**ABOUT THIS EXERCISE**
Each line of the records that holds "title" should be shown in full.

**DATASET ENTRIES**

*** Block opens ***

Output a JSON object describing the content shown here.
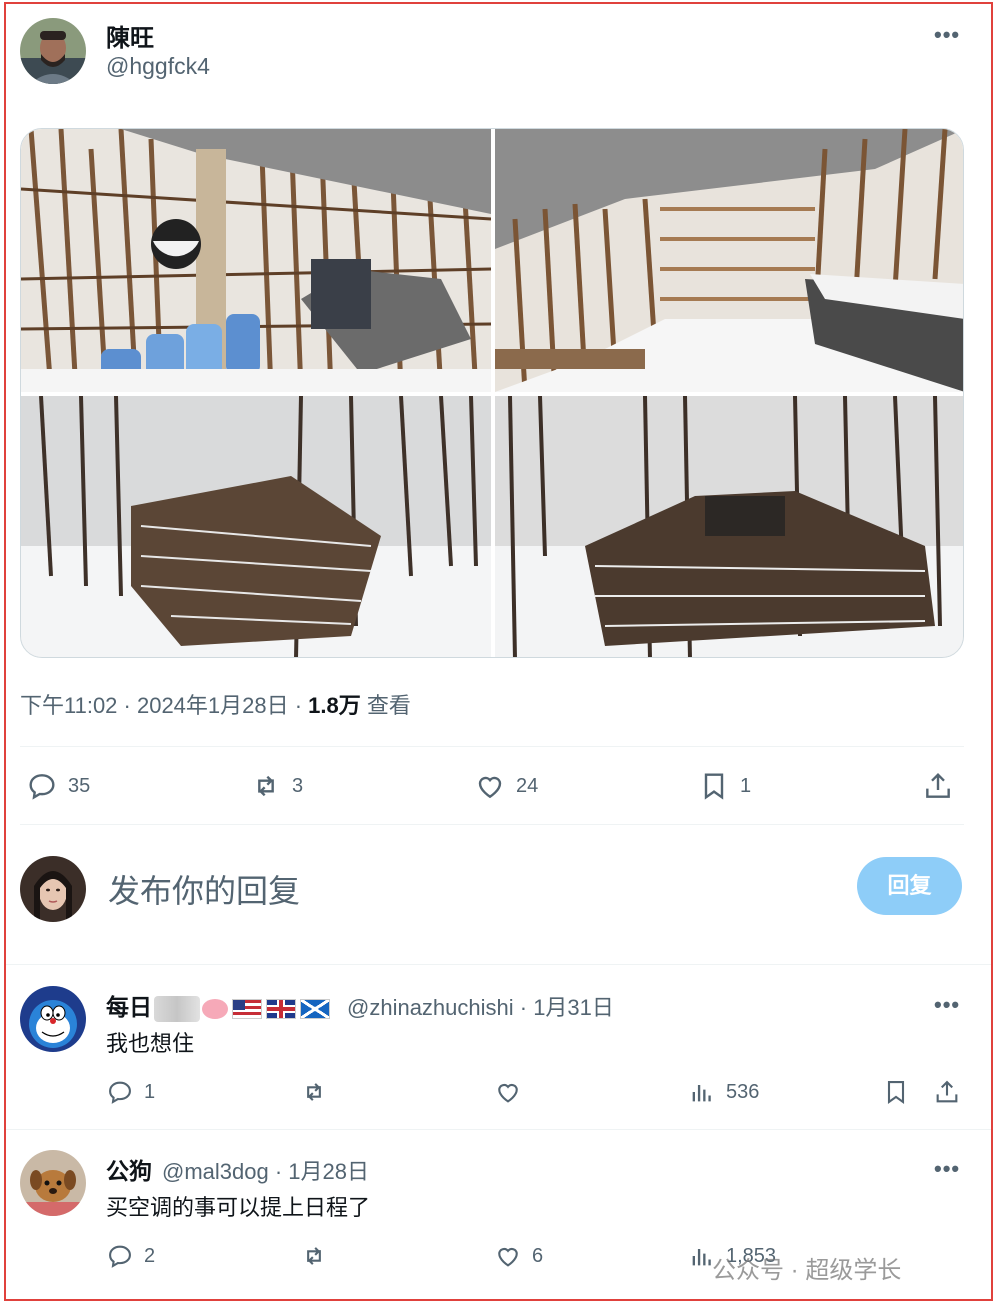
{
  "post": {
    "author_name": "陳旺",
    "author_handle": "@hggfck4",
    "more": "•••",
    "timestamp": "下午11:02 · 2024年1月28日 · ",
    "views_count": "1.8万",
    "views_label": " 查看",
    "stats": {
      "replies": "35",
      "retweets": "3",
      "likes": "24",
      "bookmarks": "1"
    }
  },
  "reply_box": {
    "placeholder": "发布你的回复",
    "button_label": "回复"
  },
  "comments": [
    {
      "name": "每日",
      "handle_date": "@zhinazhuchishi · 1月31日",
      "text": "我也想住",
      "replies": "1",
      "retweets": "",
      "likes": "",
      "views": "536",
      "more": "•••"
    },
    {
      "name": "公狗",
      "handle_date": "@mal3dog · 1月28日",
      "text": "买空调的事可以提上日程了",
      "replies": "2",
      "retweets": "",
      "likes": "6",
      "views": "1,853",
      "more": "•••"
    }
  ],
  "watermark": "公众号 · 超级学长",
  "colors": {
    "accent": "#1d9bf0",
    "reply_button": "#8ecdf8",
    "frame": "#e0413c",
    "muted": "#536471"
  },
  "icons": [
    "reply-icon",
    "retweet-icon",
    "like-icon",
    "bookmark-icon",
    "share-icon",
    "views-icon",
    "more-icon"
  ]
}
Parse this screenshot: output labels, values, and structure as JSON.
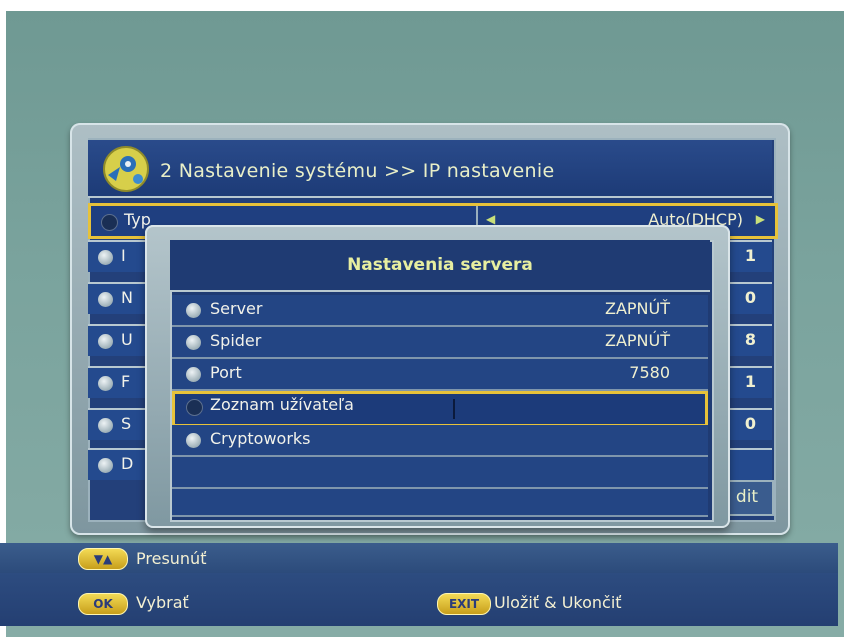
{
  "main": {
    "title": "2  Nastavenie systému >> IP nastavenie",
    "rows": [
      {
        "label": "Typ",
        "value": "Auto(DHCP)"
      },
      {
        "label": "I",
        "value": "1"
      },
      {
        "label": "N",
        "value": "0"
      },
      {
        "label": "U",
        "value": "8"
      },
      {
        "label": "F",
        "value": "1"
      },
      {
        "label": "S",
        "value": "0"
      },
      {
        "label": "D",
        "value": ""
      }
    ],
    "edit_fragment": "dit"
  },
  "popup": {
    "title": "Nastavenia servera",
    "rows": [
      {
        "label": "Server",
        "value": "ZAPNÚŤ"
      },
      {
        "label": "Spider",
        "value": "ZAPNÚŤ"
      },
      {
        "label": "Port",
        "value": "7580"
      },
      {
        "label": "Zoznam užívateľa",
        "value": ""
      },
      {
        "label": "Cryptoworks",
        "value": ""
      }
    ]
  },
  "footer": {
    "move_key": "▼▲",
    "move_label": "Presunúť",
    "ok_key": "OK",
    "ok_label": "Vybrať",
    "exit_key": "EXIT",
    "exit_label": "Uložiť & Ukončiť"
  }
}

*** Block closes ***
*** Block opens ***

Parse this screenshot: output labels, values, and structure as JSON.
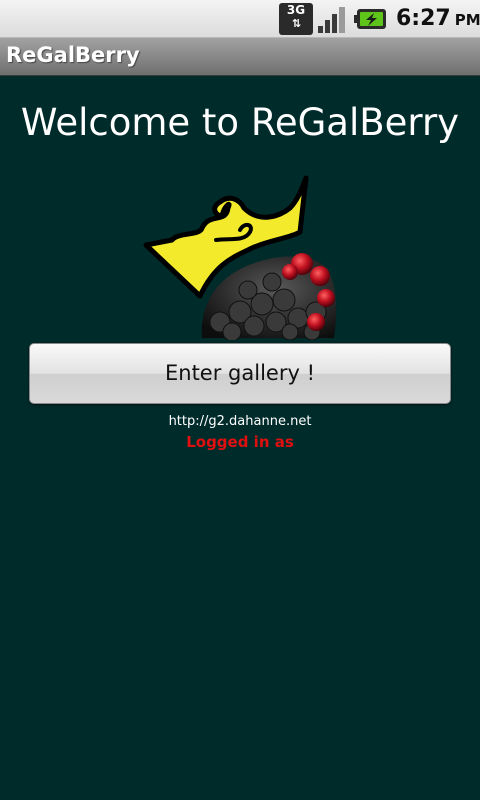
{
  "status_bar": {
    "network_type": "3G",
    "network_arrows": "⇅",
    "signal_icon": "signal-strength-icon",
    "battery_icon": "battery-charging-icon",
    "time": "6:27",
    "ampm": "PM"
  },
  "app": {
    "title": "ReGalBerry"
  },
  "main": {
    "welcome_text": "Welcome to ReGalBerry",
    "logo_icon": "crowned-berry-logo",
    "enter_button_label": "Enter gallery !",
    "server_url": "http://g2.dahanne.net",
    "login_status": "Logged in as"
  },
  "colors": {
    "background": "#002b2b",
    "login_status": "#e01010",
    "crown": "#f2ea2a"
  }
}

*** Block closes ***

**TASK OUTPUT**
    "title": "2  Nastavenie systému >> IP nastavenie",
    "title": "Nastavenia servera",
    "title": "ReGalBerry"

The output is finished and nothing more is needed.